CVD is the leading cause of death in women. Poor diet is recognised as both an independent risk factor and contributor to other risk factors such as obesity, diabetes mellitus (DM), hypertension, and dyslipidaemia.

Researchers found an increase in the percentage of carbohydrate intake in middle-aged Australian women was associated with a significant reduction in chances of developing CVD and associated risk factors.

A carbohydrate intake between 41- 44.3 per cent of all energy intake was associated with the lowest risk, compared to women whose energy intake consisted of less than 37 per cent.

In another surprising find, increased saturated fat intake was not found to be associated with cardiovascular disease or mortality in women and was found to decrease the odds of some risk factors.

The results contradict historical research which supported a link between saturated fat and CVD, aligning with more recent research which has found it had no significant links.

Suggestions have been made that historical studies failed to factor in fibre, which helps prevent plaque from forming in the arteries.

Former Monash University Professor and current University of Sydney Associate Professor Sarah Zaman said many older studies focused on male participants or lacked sex specific analyses.

"Further research is needed to tailor our dietary guidelines according to sex," she said,

The Heart Foundation helped to fund the research and its food and nutrition manager Eithne Cahil welcomed its focus on women. But she cautioned that some forms of carbohydrates were less healthy than others.

"We know that quality carbohydrate foods such as vegetables and whole grains - including whole grain bread, cereals, and pasta - are beneficial for heart health," she said.

"Poor quality carbohydrates such as white bread, biscuits, cakes, and pastries can increase risk."

"Similarly, different fats have different effects on heart health."

She recommended a diet with an emphasis on vegetables, fruit and whole grains, healthy fat sources such as nuts, seeds, avocadoes, olives and their oils and proteins such as seafood, beans, lentils, eggs and dairy.
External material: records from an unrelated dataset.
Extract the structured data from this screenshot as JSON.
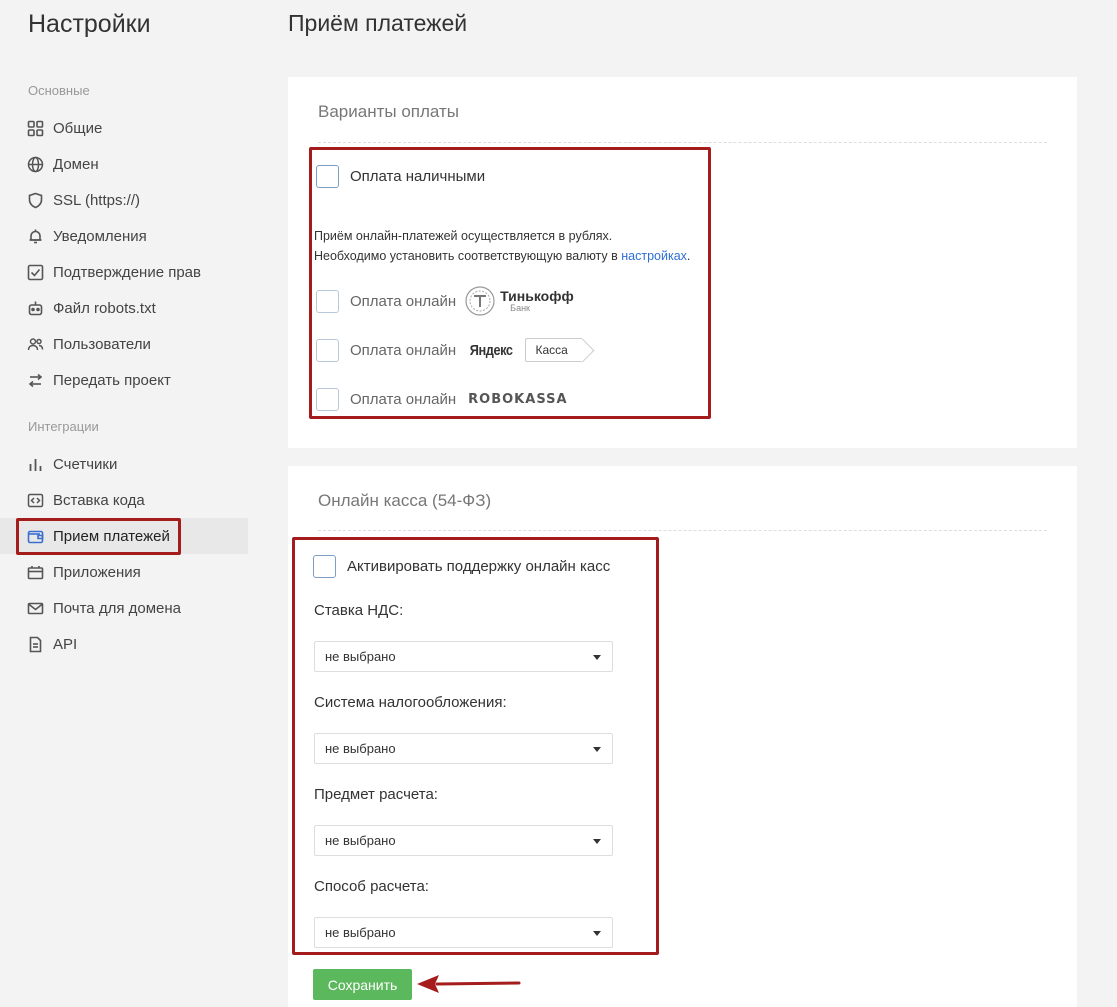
{
  "sidebar": {
    "title": "Настройки",
    "section_main": "Основные",
    "section_integrations": "Интеграции",
    "items_main": [
      {
        "label": "Общие",
        "icon": "grid-icon"
      },
      {
        "label": "Домен",
        "icon": "globe-icon"
      },
      {
        "label": "SSL (https://)",
        "icon": "shield-icon"
      },
      {
        "label": "Уведомления",
        "icon": "bell-icon"
      },
      {
        "label": "Подтверждение прав",
        "icon": "checkbox-icon"
      },
      {
        "label": "Файл robots.txt",
        "icon": "robot-icon"
      },
      {
        "label": "Пользователи",
        "icon": "users-icon"
      },
      {
        "label": "Передать проект",
        "icon": "transfer-icon"
      }
    ],
    "items_integrations": [
      {
        "label": "Счетчики",
        "icon": "bar-chart-icon"
      },
      {
        "label": "Вставка кода",
        "icon": "code-icon"
      },
      {
        "label": "Прием платежей",
        "icon": "wallet-icon"
      },
      {
        "label": "Приложения",
        "icon": "apps-icon"
      },
      {
        "label": "Почта для домена",
        "icon": "mail-icon"
      },
      {
        "label": "API",
        "icon": "document-icon"
      }
    ]
  },
  "main": {
    "title": "Приём платежей",
    "payment_options": {
      "title": "Варианты оплаты",
      "cash_label": "Оплата наличными",
      "info_line1": "Приём онлайн-платежей осуществляется в рублях.",
      "info_line2_prefix": "Необходимо установить соответствующую валюту в ",
      "info_link": "настройках",
      "info_line2_suffix": ".",
      "online_label": "Оплата онлайн",
      "tinkoff_name": "Тинькофф",
      "tinkoff_sub": "Банк",
      "yandex_name": "Яндекс",
      "yandex_tag": "Касса",
      "robokassa_name": "ROBOKASSA"
    },
    "online_kassa": {
      "title": "Онлайн касса (54-ФЗ)",
      "activate_label": "Активировать поддержку онлайн касс",
      "fields": [
        {
          "label": "Ставка НДС:",
          "value": "не выбрано"
        },
        {
          "label": "Система налогообложения:",
          "value": "не выбрано"
        },
        {
          "label": "Предмет расчета:",
          "value": "не выбрано"
        },
        {
          "label": "Способ расчета:",
          "value": "не выбрано"
        }
      ],
      "save_label": "Сохранить"
    }
  },
  "colors": {
    "highlight": "#a51c1c",
    "save_button": "#5cb85c",
    "link": "#2d6fd6"
  }
}
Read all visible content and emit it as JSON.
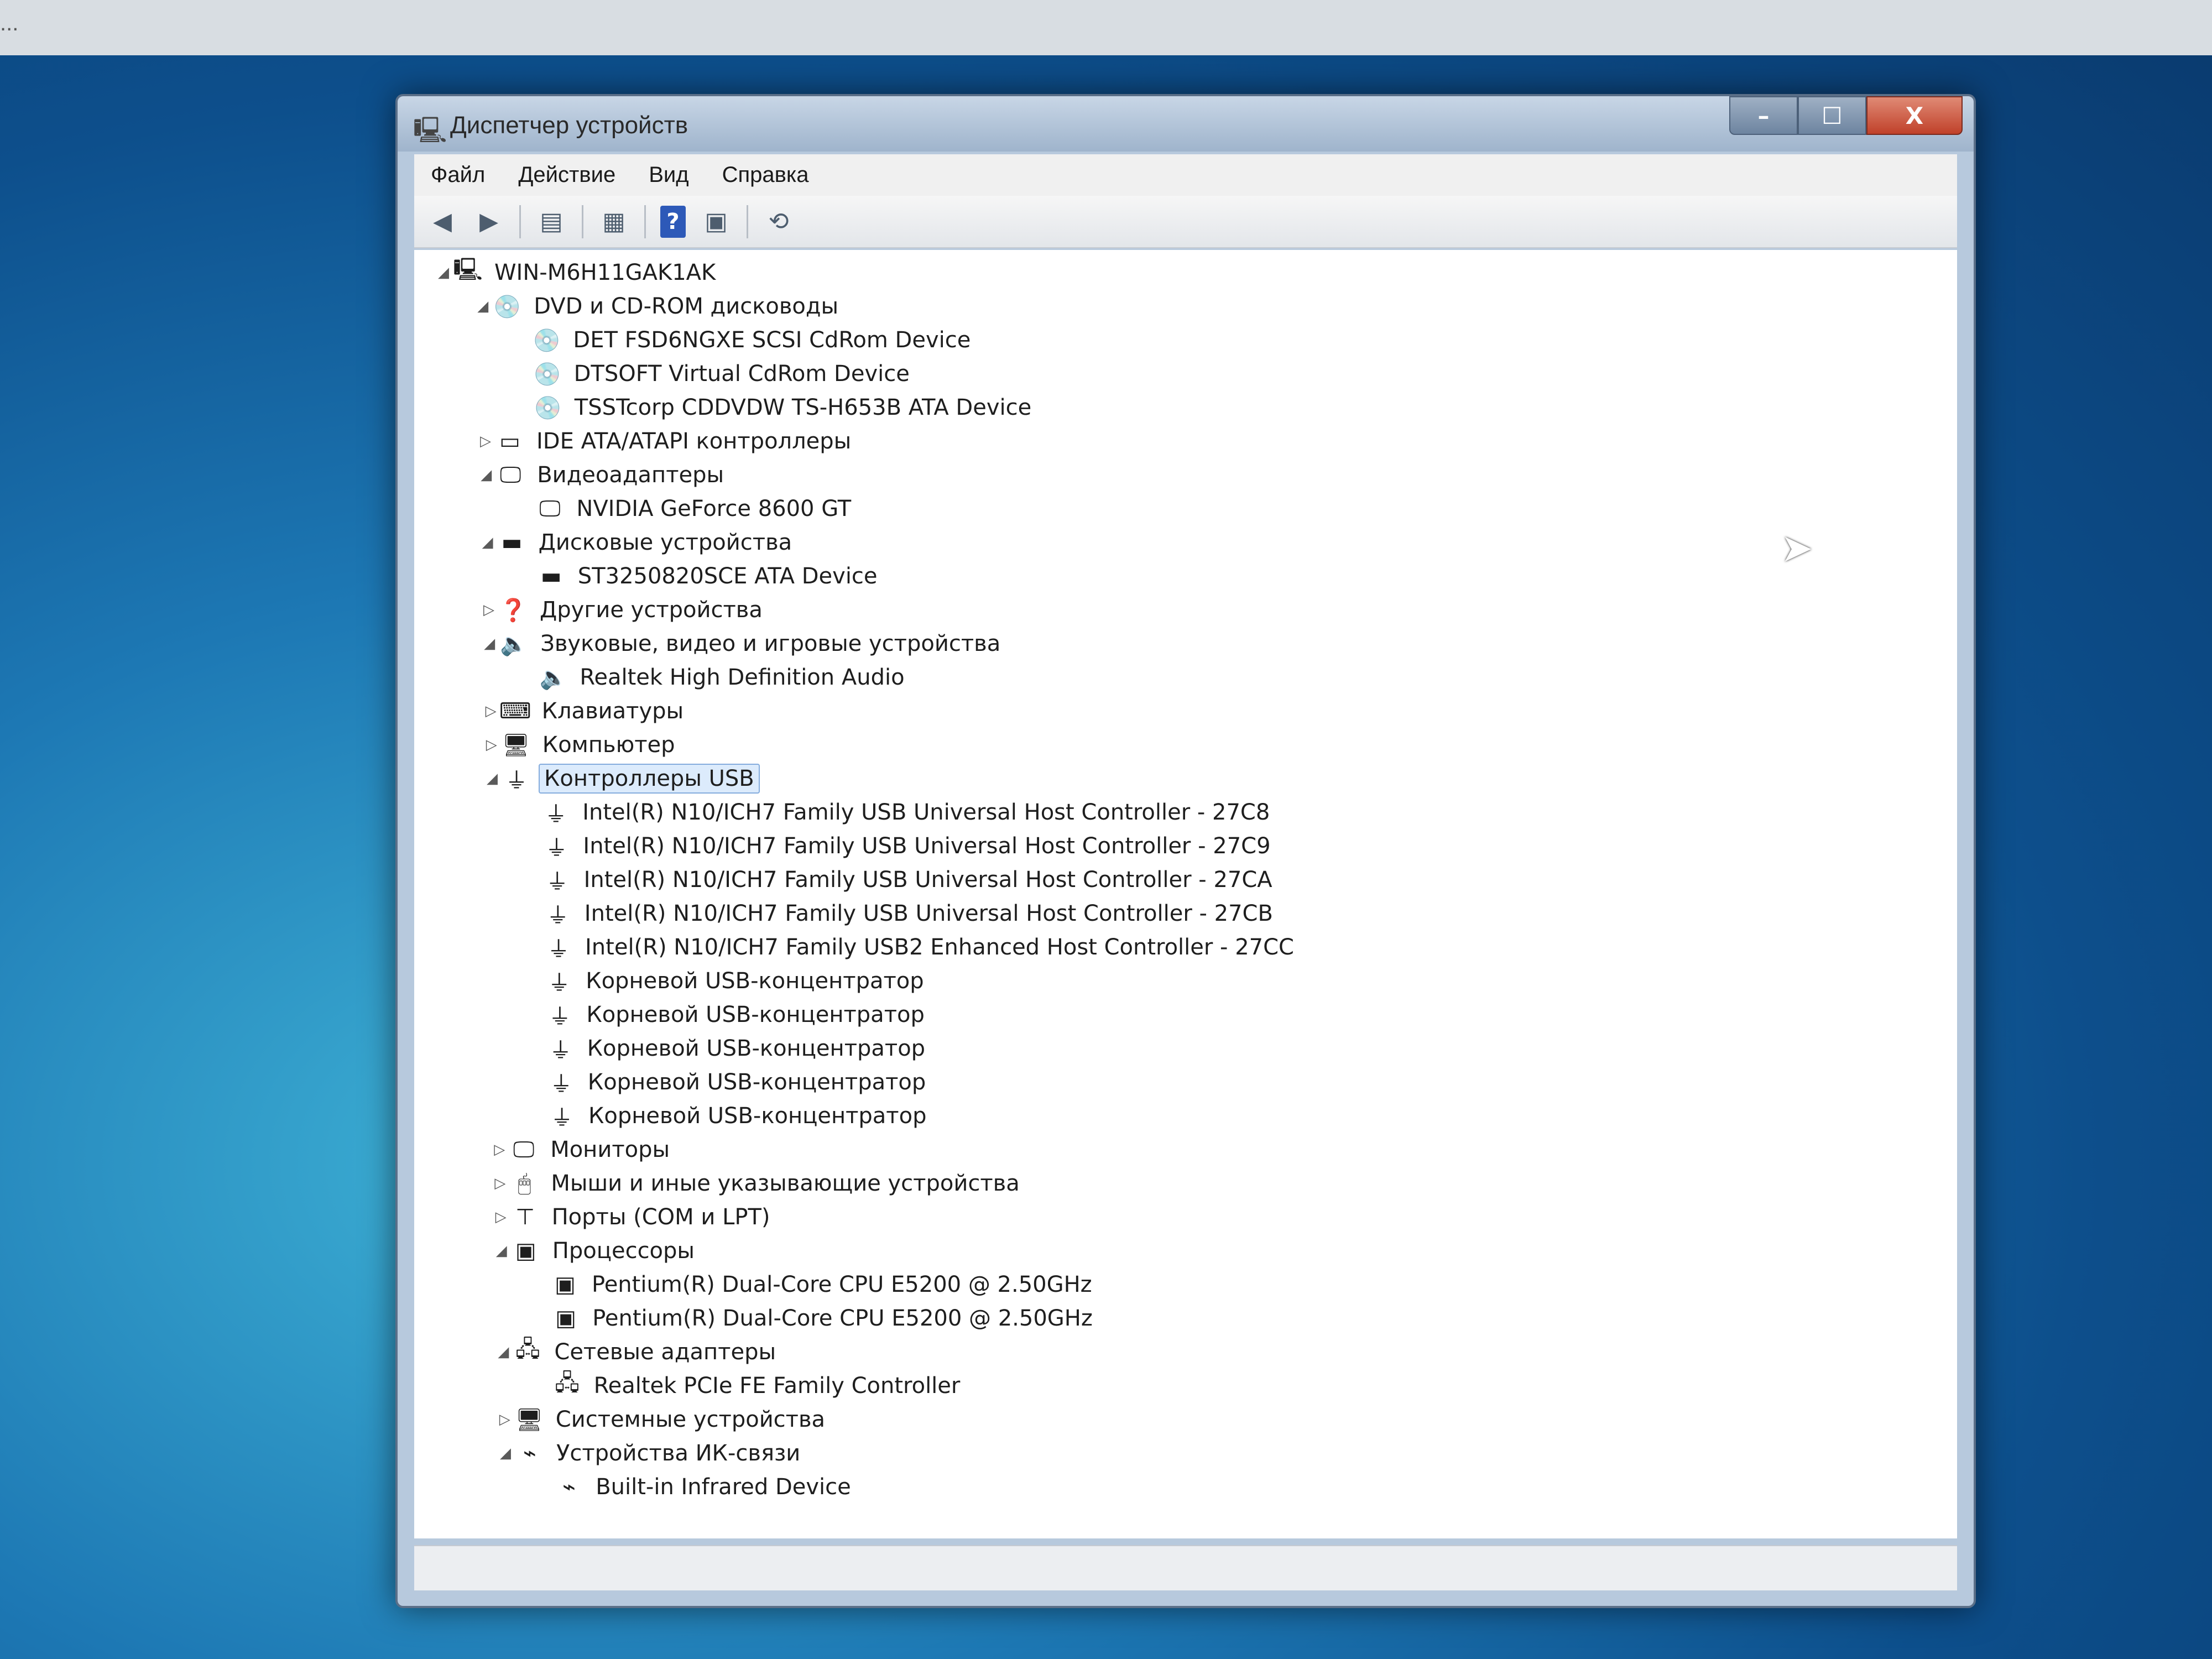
{
  "window": {
    "title": "Диспетчер устройств",
    "controls": {
      "minimize": "–",
      "maximize": "☐",
      "close": "X"
    }
  },
  "menu": [
    "Файл",
    "Действие",
    "Вид",
    "Справка"
  ],
  "toolbar": {
    "buttons": [
      "back-icon",
      "forward-icon",
      "show-hide-tree-icon",
      "properties-icon",
      "help-icon",
      "update-driver-icon",
      "scan-hardware-icon"
    ]
  },
  "tree": {
    "root": "WIN-M6H11GAK1AK",
    "categories": [
      {
        "label": "DVD и CD-ROM дисководы",
        "expanded": true,
        "icon": "cdrom-icon",
        "children": [
          "DET FSD6NGXE SCSI CdRom Device",
          "DTSOFT Virtual CdRom Device",
          "TSSTcorp CDDVDW TS-H653B ATA Device"
        ]
      },
      {
        "label": "IDE ATA/ATAPI контроллеры",
        "expanded": false,
        "icon": "ide-controller-icon",
        "children": []
      },
      {
        "label": "Видеоадаптеры",
        "expanded": true,
        "icon": "display-adapter-icon",
        "children": [
          "NVIDIA GeForce 8600 GT"
        ]
      },
      {
        "label": "Дисковые устройства",
        "expanded": true,
        "icon": "disk-drive-icon",
        "children": [
          "ST3250820SCE ATA Device"
        ]
      },
      {
        "label": "Другие устройства",
        "expanded": false,
        "icon": "unknown-device-icon",
        "children": []
      },
      {
        "label": "Звуковые, видео и игровые устройства",
        "expanded": true,
        "icon": "sound-icon",
        "children": [
          "Realtek High Definition Audio"
        ]
      },
      {
        "label": "Клавиатуры",
        "expanded": false,
        "icon": "keyboard-icon",
        "children": []
      },
      {
        "label": "Компьютер",
        "expanded": false,
        "icon": "computer-icon",
        "children": []
      },
      {
        "label": "Контроллеры USB",
        "expanded": true,
        "selected": true,
        "icon": "usb-icon",
        "children": [
          "Intel(R) N10/ICH7 Family USB Universal Host Controller - 27C8",
          "Intel(R) N10/ICH7 Family USB Universal Host Controller - 27C9",
          "Intel(R) N10/ICH7 Family USB Universal Host Controller - 27CA",
          "Intel(R) N10/ICH7 Family USB Universal Host Controller - 27CB",
          "Intel(R) N10/ICH7 Family USB2 Enhanced Host Controller - 27CC",
          "Корневой USB-концентратор",
          "Корневой USB-концентратор",
          "Корневой USB-концентратор",
          "Корневой USB-концентратор",
          "Корневой USB-концентратор"
        ]
      },
      {
        "label": "Мониторы",
        "expanded": false,
        "icon": "monitor-icon",
        "children": []
      },
      {
        "label": "Мыши и иные указывающие устройства",
        "expanded": false,
        "icon": "mouse-icon",
        "children": []
      },
      {
        "label": "Порты (COM и LPT)",
        "expanded": false,
        "icon": "port-icon",
        "children": []
      },
      {
        "label": "Процессоры",
        "expanded": true,
        "icon": "processor-icon",
        "children": [
          "Pentium(R) Dual-Core  CPU      E5200  @ 2.50GHz",
          "Pentium(R) Dual-Core  CPU      E5200  @ 2.50GHz"
        ]
      },
      {
        "label": "Сетевые адаптеры",
        "expanded": true,
        "icon": "network-adapter-icon",
        "children": [
          "Realtek PCIe FE Family Controller"
        ]
      },
      {
        "label": "Системные устройства",
        "expanded": false,
        "icon": "system-device-icon",
        "children": []
      },
      {
        "label": "Устройства ИК-связи",
        "expanded": true,
        "icon": "infrared-icon",
        "children": [
          "Built-in Infrared Device"
        ]
      }
    ]
  },
  "colors": {
    "selection": "#dcebfc",
    "selection_border": "#84acdd",
    "help_button": "#2d59b8"
  }
}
To read the full paper in the British Medical Journal click here.